WHAT YOU ARE ASKED TO DO ▸
Copy each entry below exactly as it reads.

(Stored items)

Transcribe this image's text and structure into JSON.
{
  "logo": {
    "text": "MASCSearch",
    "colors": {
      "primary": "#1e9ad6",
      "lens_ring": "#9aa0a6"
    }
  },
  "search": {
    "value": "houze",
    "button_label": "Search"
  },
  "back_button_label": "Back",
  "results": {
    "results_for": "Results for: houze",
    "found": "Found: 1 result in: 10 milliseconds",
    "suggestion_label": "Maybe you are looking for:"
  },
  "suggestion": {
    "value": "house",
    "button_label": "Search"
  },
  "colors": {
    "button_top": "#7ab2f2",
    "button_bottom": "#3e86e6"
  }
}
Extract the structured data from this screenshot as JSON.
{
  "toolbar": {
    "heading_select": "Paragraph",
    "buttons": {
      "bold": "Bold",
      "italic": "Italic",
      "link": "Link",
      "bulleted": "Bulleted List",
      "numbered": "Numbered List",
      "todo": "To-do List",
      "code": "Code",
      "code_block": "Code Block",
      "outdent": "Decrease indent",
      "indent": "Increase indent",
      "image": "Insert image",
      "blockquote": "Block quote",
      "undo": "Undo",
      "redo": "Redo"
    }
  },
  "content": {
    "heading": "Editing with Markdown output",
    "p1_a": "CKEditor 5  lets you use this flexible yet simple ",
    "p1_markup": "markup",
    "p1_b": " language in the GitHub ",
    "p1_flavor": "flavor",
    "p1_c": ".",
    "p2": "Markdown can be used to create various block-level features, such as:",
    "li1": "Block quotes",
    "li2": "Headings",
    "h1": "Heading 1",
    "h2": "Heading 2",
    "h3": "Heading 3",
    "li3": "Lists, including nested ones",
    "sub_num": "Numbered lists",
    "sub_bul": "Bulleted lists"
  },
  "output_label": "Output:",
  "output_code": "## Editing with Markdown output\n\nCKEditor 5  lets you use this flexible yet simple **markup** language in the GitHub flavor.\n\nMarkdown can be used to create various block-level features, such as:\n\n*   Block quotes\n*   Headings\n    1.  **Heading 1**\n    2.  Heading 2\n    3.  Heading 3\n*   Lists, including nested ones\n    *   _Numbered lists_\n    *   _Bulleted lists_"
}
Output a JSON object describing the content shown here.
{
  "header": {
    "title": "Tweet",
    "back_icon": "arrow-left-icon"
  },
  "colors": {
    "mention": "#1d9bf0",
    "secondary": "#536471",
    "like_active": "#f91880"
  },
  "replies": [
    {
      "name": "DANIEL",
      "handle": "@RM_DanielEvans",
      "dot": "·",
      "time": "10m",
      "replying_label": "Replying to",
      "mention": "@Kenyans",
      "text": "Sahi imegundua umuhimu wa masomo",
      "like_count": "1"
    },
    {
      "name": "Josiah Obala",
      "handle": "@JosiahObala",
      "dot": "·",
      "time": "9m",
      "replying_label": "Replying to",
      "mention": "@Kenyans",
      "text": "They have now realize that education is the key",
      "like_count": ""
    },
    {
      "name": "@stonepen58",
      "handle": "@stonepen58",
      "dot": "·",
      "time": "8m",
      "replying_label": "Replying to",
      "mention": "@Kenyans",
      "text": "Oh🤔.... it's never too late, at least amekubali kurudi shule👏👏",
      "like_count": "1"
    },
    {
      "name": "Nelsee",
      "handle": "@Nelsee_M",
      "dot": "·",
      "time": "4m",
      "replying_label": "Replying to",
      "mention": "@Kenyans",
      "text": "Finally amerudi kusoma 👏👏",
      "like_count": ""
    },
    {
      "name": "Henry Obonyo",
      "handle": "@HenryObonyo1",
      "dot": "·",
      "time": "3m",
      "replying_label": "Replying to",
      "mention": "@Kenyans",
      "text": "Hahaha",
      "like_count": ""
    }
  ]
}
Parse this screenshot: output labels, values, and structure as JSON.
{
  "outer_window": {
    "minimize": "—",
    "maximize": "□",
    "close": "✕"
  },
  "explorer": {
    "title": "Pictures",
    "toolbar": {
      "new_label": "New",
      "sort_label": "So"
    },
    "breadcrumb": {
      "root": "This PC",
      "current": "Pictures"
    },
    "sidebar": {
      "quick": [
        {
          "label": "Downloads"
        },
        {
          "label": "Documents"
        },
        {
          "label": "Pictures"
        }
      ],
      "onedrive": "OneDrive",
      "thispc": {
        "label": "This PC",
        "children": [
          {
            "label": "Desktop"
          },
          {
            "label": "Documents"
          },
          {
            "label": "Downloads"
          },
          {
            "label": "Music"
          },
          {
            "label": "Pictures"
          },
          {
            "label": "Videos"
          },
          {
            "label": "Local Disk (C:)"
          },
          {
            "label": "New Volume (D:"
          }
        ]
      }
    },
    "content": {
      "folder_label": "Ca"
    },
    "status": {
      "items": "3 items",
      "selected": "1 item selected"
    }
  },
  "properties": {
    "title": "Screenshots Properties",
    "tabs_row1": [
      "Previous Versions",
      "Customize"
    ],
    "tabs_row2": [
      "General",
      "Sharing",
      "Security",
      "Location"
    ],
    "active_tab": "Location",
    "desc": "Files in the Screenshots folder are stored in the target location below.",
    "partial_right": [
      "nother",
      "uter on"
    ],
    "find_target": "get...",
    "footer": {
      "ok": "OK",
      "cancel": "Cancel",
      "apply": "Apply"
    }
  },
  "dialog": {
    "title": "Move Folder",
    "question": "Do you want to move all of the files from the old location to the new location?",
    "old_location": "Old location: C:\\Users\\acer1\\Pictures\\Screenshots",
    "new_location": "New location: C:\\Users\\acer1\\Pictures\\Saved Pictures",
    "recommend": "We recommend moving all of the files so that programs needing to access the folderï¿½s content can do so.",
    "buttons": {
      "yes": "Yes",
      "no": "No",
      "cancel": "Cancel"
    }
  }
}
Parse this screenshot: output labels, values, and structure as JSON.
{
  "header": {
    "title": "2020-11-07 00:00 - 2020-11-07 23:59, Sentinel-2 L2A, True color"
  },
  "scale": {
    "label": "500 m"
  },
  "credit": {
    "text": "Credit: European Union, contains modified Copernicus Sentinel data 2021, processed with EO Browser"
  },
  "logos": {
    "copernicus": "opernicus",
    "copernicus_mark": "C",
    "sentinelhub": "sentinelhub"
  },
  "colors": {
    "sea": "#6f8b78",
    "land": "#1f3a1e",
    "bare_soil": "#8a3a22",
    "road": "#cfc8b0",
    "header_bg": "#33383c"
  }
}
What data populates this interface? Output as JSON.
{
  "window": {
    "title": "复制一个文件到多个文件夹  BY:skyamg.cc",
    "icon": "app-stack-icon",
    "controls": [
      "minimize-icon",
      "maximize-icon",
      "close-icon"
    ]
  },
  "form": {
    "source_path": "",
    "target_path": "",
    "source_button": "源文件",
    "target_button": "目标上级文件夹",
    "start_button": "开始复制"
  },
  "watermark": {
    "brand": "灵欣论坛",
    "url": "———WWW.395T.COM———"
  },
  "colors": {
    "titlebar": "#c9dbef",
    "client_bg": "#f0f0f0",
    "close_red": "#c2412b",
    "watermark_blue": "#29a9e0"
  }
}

SOLUTION ▸
Transcribe this image's text and structure into JSON.
{
  "logo": {
    "text": "MASCSearch",
    "colors": {
      "primary": "#1e9ad6",
      "lens_ring": "#9aa0a6"
    }
  },
  "search": {
    "value": "houze",
    "button_label": "Search"
  },
  "back_button_label": "Back",
  "results": {
    "results_for": "Results for: houze",
    "found": "Found: 1 result in: 10 milliseconds",
    "suggestion_label": "Maybe you are looking for:"
  },
  "suggestion": {
    "value": "house",
    "button_label": "Search"
  },
  "colors": {
    "button_top": "#7ab2f2",
    "button_bottom": "#3e86e6"
  }
}
Extract the structured data from this screenshot as JSON.
{
  "toolbar": {
    "heading_select": "Paragraph",
    "buttons": {
      "bold": "Bold",
      "italic": "Italic",
      "link": "Link",
      "bulleted": "Bulleted List",
      "numbered": "Numbered List",
      "todo": "To-do List",
      "code": "Code",
      "code_block": "Code Block",
      "outdent": "Decrease indent",
      "indent": "Increase indent",
      "image": "Insert image",
      "blockquote": "Block quote",
      "undo": "Undo",
      "redo": "Redo"
    }
  },
  "content": {
    "heading": "Editing with Markdown output",
    "p1_a": "CKEditor 5  lets you use this flexible yet simple ",
    "p1_markup": "markup",
    "p1_b": " language in the GitHub ",
    "p1_flavor": "flavor",
    "p1_c": ".",
    "p2": "Markdown can be used to create various block-level features, such as:",
    "li1": "Block quotes",
    "li2": "Headings",
    "h1": "Heading 1",
    "h2": "Heading 2",
    "h3": "Heading 3",
    "li3": "Lists, including nested ones",
    "sub_num": "Numbered lists",
    "sub_bul": "Bulleted lists"
  },
  "output_label": "Output:",
  "output_code": "## Editing with Markdown output\n\nCKEditor 5  lets you use this flexible yet simple **markup** language in the GitHub flavor.\n\nMarkdown can be used to create various block-level features, such as:\n\n*   Block quotes\n*   Headings\n    1.  **Heading 1**\n    2.  Heading 2\n    3.  Heading 3\n*   Lists, including nested ones\n    *   _Numbered lists_\n    *   _Bulleted lists_"
}
Output a JSON object describing the content shown here.
{
  "header": {
    "title": "Tweet",
    "back_icon": "arrow-left-icon"
  },
  "colors": {
    "mention": "#1d9bf0",
    "secondary": "#536471",
    "like_active": "#f91880"
  },
  "replies": [
    {
      "name": "DANIEL",
      "handle": "@RM_DanielEvans",
      "dot": "·",
      "time": "10m",
      "replying_label": "Replying to",
      "mention": "@Kenyans",
      "text": "Sahi imegundua umuhimu wa masomo",
      "like_count": "1"
    },
    {
      "name": "Josiah Obala",
      "handle": "@JosiahObala",
      "dot": "·",
      "time": "9m",
      "replying_label": "Replying to",
      "mention": "@Kenyans",
      "text": "They have now realize that education is the key",
      "like_count": ""
    },
    {
      "name": "@stonepen58",
      "handle": "@stonepen58",
      "dot": "·",
      "time": "8m",
      "replying_label": "Replying to",
      "mention": "@Kenyans",
      "text": "Oh🤔.... it's never too late, at least amekubali kurudi shule👏👏",
      "like_count": "1"
    },
    {
      "name": "Nelsee",
      "handle": "@Nelsee_M",
      "dot": "·",
      "time": "4m",
      "replying_label": "Replying to",
      "mention": "@Kenyans",
      "text": "Finally amerudi kusoma 👏👏",
      "like_count": ""
    },
    {
      "name": "Henry Obonyo",
      "handle": "@HenryObonyo1",
      "dot": "·",
      "time": "3m",
      "replying_label": "Replying to",
      "mention": "@Kenyans",
      "text": "Hahaha",
      "like_count": ""
    }
  ]
}
Parse this screenshot: output labels, values, and structure as JSON.
{
  "outer_window": {
    "minimize": "—",
    "maximize": "□",
    "close": "✕"
  },
  "explorer": {
    "title": "Pictures",
    "toolbar": {
      "new_label": "New",
      "sort_label": "So"
    },
    "breadcrumb": {
      "root": "This PC",
      "current": "Pictures"
    },
    "sidebar": {
      "quick": [
        {
          "label": "Downloads"
        },
        {
          "label": "Documents"
        },
        {
          "label": "Pictures"
        }
      ],
      "onedrive": "OneDrive",
      "thispc": {
        "label": "This PC",
        "children": [
          {
            "label": "Desktop"
          },
          {
            "label": "Documents"
          },
          {
            "label": "Downloads"
          },
          {
            "label": "Music"
          },
          {
            "label": "Pictures"
          },
          {
            "label": "Videos"
          },
          {
            "label": "Local Disk (C:)"
          },
          {
            "label": "New Volume (D:"
          }
        ]
      }
    },
    "content": {
      "folder_label": "Ca"
    },
    "status": {
      "items": "3 items",
      "selected": "1 item selected"
    }
  },
  "properties": {
    "title": "Screenshots Properties",
    "tabs_row1": [
      "Previous Versions",
      "Customize"
    ],
    "tabs_row2": [
      "General",
      "Sharing",
      "Security",
      "Location"
    ],
    "active_tab": "Location",
    "desc": "Files in the Screenshots folder are stored in the target location below.",
    "partial_right": [
      "nother",
      "uter on"
    ],
    "find_target": "get...",
    "footer": {
      "ok": "OK",
      "cancel": "Cancel",
      "apply": "Apply"
    }
  },
  "dialog": {
    "title": "Move Folder",
    "question": "Do you want to move all of the files from the old location to the new location?",
    "old_location": "Old location: C:\\Users\\acer1\\Pictures\\Screenshots",
    "new_location": "New location: C:\\Users\\acer1\\Pictures\\Saved Pictures",
    "recommend": "We recommend moving all of the files so that programs needing to access the folderï¿½s content can do so.",
    "buttons": {
      "yes": "Yes",
      "no": "No",
      "cancel": "Cancel"
    }
  }
}
Parse this screenshot: output labels, values, and structure as JSON.
{
  "header": {
    "title": "2020-11-07 00:00 - 2020-11-07 23:59, Sentinel-2 L2A, True color"
  },
  "scale": {
    "label": "500 m"
  },
  "credit": {
    "text": "Credit: European Union, contains modified Copernicus Sentinel data 2021, processed with EO Browser"
  },
  "logos": {
    "copernicus": "opernicus",
    "copernicus_mark": "C",
    "sentinelhub": "sentinelhub"
  },
  "colors": {
    "sea": "#6f8b78",
    "land": "#1f3a1e",
    "bare_soil": "#8a3a22",
    "road": "#cfc8b0",
    "header_bg": "#33383c"
  }
}
What data populates this interface? Output as JSON.
{
  "window": {
    "title": "复制一个文件到多个文件夹  BY:skyamg.cc",
    "icon": "app-stack-icon",
    "controls": [
      "minimize-icon",
      "maximize-icon",
      "close-icon"
    ]
  },
  "form": {
    "source_path": "",
    "target_path": "",
    "source_button": "源文件",
    "target_button": "目标上级文件夹",
    "start_button": "开始复制"
  },
  "watermark": {
    "brand": "灵欣论坛",
    "url": "———WWW.395T.COM———"
  },
  "colors": {
    "titlebar": "#c9dbef",
    "client_bg": "#f0f0f0",
    "close_red": "#c2412b",
    "watermark_blue": "#29a9e0"
  }
}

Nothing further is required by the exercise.